It’s important to be able to tell if an email is a legitimate business opportunity for your blog, or a phishing scam. Lately I’ve both received, and heard of, a lot of different scam emails being sent to bloggers. If you have a ‘Contact Me’ page on your blog, or offer your email address on your blog, you may have even gotten some of these yourself. Here are some things to look for that can help determine whether or not the request you’ve gotten is legitimate.
- The email should be addressed to you, not to the name of your blog, or a generic phrase such as ‘dear customer’. If you do not provide a first name on your blog, a legitimate business request will include them introducing themselves and asking for your first name
- The email should have proper spelling and grammar. (This email I’ve included as example is a hot mess) Scams will often exchange ‘o’ for ‘0’ to bypass spam filters that services like hotmail, gmail and yahoo mail have in place.

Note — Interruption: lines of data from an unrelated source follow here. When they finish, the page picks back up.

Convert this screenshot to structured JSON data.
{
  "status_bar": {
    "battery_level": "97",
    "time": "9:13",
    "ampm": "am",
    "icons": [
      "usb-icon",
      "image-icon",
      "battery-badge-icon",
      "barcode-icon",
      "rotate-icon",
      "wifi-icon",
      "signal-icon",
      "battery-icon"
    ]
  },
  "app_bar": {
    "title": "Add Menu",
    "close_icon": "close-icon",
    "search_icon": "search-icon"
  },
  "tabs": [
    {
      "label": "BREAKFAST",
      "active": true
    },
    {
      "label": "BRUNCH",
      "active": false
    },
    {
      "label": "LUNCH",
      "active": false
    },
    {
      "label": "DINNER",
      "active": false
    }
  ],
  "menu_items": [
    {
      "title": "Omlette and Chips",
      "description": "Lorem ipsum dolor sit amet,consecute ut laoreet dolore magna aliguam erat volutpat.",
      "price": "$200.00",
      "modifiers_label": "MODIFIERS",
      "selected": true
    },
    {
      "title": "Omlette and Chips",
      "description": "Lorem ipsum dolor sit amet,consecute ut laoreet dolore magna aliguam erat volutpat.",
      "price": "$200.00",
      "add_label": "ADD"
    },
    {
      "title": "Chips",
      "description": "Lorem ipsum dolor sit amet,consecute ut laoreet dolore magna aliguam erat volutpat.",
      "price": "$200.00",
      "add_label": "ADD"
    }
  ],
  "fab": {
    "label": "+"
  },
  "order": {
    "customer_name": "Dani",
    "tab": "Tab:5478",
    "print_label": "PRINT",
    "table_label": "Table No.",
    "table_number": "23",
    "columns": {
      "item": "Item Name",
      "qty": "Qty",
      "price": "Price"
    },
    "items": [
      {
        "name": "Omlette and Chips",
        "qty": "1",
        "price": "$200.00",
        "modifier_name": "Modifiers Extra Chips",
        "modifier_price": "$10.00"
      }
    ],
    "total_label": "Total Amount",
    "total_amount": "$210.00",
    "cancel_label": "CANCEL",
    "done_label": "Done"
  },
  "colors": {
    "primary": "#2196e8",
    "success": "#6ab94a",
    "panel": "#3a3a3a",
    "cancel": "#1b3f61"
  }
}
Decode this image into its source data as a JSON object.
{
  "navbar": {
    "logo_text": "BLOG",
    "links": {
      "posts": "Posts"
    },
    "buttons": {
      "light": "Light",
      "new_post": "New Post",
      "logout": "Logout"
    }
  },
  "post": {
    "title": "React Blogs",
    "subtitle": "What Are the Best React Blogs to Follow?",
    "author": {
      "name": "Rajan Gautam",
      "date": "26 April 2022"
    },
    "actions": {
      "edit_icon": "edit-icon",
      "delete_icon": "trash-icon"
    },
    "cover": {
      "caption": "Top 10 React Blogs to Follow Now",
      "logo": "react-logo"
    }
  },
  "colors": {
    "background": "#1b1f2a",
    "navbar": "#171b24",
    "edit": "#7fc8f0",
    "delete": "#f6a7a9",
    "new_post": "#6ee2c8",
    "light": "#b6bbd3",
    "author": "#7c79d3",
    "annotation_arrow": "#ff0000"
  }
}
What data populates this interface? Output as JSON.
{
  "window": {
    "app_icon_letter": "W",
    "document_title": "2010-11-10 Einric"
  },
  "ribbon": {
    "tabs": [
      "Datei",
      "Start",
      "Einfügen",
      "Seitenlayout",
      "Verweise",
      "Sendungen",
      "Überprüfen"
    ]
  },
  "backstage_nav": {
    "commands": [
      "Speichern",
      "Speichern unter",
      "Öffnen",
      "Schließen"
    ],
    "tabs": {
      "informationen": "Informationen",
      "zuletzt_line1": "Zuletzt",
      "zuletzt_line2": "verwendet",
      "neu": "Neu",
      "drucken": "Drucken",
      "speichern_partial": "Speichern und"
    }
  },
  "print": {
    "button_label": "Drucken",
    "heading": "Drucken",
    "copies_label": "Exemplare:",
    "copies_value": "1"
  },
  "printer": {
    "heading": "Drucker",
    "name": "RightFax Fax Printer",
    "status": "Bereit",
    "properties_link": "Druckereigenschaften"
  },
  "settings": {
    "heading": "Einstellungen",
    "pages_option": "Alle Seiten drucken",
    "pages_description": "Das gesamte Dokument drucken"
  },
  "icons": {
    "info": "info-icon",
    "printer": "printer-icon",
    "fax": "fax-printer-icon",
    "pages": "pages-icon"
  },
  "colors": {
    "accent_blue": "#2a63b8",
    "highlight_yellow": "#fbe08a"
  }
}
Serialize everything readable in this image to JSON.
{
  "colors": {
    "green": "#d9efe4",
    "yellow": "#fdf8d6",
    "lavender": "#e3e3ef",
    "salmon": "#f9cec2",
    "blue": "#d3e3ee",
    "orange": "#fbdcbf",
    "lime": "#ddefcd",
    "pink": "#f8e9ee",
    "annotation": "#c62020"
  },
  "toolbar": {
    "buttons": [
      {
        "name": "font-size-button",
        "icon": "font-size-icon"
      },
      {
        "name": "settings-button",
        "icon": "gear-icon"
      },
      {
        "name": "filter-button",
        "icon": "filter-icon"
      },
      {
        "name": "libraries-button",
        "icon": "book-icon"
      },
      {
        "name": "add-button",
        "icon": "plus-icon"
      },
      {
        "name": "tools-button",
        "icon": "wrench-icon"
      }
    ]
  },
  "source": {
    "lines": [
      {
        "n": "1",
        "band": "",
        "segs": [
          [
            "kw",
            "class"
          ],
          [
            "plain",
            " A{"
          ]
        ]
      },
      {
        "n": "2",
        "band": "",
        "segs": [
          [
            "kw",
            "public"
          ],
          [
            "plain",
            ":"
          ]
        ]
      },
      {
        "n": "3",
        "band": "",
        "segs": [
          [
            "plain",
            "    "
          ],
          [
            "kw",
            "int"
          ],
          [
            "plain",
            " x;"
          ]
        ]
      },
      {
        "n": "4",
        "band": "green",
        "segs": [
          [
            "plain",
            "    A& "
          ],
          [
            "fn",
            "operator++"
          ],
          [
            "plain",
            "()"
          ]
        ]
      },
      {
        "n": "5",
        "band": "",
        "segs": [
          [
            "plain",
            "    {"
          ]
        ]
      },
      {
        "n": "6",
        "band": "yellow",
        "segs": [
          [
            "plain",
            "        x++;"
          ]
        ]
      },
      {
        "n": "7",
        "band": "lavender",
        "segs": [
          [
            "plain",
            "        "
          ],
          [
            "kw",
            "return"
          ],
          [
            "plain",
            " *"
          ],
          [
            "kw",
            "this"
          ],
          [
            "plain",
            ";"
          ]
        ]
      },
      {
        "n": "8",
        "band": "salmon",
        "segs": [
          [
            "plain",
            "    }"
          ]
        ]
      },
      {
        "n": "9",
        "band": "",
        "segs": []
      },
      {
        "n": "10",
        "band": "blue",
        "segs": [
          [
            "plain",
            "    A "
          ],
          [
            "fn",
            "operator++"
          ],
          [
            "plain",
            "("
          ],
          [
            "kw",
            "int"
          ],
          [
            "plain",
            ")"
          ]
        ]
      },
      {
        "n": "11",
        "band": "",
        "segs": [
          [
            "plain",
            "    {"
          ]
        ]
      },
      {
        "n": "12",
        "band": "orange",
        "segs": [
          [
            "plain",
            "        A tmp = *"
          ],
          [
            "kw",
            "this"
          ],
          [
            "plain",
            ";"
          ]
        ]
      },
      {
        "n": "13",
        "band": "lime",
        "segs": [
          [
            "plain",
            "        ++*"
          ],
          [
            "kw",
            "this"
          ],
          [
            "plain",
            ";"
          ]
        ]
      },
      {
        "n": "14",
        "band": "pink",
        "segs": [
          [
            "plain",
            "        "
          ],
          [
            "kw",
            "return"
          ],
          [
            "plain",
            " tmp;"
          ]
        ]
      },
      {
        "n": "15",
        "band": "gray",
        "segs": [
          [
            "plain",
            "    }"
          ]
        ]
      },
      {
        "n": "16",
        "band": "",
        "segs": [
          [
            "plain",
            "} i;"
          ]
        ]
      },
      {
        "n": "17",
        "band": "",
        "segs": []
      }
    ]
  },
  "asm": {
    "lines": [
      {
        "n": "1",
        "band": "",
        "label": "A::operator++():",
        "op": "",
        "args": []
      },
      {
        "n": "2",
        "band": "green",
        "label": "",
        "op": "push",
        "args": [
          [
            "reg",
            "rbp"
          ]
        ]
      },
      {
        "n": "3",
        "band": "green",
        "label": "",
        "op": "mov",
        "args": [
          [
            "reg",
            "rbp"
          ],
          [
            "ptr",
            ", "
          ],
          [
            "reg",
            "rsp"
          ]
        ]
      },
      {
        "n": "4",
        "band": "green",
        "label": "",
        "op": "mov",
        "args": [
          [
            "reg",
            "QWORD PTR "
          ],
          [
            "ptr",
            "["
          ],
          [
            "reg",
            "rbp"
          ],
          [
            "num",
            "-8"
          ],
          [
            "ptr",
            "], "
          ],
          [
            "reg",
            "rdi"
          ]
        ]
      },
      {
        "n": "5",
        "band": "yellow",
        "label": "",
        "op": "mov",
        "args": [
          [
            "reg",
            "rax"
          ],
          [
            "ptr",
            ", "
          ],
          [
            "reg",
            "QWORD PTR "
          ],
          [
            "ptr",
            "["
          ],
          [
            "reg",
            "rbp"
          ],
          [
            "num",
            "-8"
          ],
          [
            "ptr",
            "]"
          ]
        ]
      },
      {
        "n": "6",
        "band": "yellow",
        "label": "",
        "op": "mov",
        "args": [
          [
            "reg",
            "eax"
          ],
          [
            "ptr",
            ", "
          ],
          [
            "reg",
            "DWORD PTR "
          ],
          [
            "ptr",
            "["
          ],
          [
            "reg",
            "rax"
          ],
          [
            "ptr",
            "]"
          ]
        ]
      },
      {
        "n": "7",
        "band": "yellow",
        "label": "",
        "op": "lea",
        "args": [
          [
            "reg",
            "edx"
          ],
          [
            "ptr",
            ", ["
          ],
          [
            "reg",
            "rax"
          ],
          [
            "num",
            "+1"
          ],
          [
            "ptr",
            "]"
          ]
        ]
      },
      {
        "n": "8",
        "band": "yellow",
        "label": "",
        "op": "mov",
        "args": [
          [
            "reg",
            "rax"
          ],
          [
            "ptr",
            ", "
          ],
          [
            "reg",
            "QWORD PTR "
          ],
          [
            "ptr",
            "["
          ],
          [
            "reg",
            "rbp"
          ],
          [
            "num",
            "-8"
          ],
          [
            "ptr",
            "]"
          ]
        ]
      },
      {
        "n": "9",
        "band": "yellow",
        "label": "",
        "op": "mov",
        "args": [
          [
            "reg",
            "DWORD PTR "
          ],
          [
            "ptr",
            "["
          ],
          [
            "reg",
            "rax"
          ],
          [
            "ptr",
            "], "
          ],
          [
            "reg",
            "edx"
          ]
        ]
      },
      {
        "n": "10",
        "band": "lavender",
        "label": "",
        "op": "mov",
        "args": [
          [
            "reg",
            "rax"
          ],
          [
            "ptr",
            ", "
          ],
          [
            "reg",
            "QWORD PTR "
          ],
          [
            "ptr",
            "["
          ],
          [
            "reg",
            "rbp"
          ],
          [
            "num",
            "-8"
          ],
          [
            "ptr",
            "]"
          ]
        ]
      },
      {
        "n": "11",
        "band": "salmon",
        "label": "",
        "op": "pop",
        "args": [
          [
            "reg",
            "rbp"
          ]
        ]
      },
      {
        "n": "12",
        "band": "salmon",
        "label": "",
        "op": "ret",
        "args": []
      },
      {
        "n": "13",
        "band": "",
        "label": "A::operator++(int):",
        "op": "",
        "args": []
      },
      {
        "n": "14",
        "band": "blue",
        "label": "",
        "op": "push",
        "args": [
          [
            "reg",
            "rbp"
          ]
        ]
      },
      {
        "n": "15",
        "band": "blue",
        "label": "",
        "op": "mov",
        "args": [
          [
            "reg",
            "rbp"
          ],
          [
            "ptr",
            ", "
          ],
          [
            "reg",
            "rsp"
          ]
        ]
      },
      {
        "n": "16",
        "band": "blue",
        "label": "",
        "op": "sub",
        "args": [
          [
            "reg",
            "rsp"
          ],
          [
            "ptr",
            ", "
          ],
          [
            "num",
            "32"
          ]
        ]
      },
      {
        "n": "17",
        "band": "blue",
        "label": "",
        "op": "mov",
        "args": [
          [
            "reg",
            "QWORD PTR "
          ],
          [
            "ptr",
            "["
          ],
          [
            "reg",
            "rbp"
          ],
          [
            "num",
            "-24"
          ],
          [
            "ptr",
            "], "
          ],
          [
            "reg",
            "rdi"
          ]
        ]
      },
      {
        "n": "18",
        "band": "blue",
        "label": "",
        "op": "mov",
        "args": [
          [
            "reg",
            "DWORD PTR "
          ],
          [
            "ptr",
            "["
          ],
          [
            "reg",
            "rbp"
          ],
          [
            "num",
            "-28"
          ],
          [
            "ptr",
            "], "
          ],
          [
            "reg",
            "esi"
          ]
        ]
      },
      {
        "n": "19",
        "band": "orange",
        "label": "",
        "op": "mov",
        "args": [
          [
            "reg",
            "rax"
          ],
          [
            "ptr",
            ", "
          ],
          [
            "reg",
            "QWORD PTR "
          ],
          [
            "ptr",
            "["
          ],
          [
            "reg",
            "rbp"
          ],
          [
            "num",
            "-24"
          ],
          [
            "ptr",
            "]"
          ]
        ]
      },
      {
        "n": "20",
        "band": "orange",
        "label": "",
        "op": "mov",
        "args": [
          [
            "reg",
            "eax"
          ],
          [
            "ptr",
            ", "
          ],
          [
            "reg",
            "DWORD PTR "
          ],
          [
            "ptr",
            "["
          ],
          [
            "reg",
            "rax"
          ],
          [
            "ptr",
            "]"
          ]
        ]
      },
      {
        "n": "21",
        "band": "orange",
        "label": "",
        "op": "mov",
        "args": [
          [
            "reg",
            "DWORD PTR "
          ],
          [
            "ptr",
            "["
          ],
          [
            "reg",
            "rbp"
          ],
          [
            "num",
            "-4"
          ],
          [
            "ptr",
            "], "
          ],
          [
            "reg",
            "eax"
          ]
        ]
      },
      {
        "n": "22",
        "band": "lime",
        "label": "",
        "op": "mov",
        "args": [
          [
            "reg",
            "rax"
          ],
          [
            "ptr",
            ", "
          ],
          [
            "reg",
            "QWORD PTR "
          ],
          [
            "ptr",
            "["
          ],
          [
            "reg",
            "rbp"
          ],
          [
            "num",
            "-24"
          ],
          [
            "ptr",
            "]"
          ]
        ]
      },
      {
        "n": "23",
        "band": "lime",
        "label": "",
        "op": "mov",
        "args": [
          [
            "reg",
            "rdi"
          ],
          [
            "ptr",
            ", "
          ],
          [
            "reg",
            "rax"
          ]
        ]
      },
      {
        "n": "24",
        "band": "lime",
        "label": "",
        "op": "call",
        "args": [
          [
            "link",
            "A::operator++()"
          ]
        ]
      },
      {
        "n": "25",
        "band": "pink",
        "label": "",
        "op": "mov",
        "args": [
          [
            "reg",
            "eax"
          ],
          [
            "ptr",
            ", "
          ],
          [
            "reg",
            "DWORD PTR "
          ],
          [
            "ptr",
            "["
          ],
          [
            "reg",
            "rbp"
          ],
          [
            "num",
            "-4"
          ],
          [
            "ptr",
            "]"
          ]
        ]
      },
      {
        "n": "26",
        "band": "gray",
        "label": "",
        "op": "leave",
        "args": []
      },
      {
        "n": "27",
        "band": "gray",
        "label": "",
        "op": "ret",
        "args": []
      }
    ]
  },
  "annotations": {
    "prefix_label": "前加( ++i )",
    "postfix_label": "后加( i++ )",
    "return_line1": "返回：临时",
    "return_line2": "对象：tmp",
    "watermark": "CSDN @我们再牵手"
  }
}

- The email should include a company name, at bare minimum, in the signature. If they’re smart, they’ll include it elsewhere in the email as well. If they are self employed, they will acknowledge that.
- The email should NEVER ask you to do something in direct violation of law. IE Post a paid for advertisement to your blog whilst not disclosing that it was paid for.
- The email should never request for personal information such as a phone number, access to your blog, pay-pal account info, and so on and so forth. If no business relationship has been established (yet) why would they need this information immediately?
- A legitimate business opportunity for your blog will never come from someone who ‘expects’ anything from you. Initial emails should be a request and nothing more.
- Take a close look at the email address, not just the sender name. Often times the domain can be a dead giveaway that an email isn’t legitimate. And, while it is true that some self-employed/small business owners do use services such as GMAIL for business, they will always have their name, or their company name used in the email. In the case of the email example I have attached, the name in the email address of who the email was from did not match the name on the bottom of the email.
- Do not open poorly labeled or unlabeled attachments. And, if attachments are labeled, be careful to make sure that it’s not a scam before you open.
Last, but certainly not least, does the email make your ‘spidey sense’ flare up?
This list may sound obvious when you’re reading it, but there are a lot of people in this world who fall for email scams. People get so caught up in the excitement of them that there are a lot of Nigerian Princes with a lot of money right now. And, a lot of Lawyers in Monaco that won’t be wiring that 4.2 million they promised from your dearly departed relative that you’ve never met that they set up the will for.
I would strongly encourage that, if you feel an email could be a scam, you do not respond. Even a simple ‘No thank you’ can send them after you for months on end, request after request, annoying the crap out of you in an effort to wear you down.
If you think it could be a scam just hit delete.
Have you ever received a business request/opportunity for your blog that you felt could be a scam? What did it say? How could you tell that it just wasn’t quite right?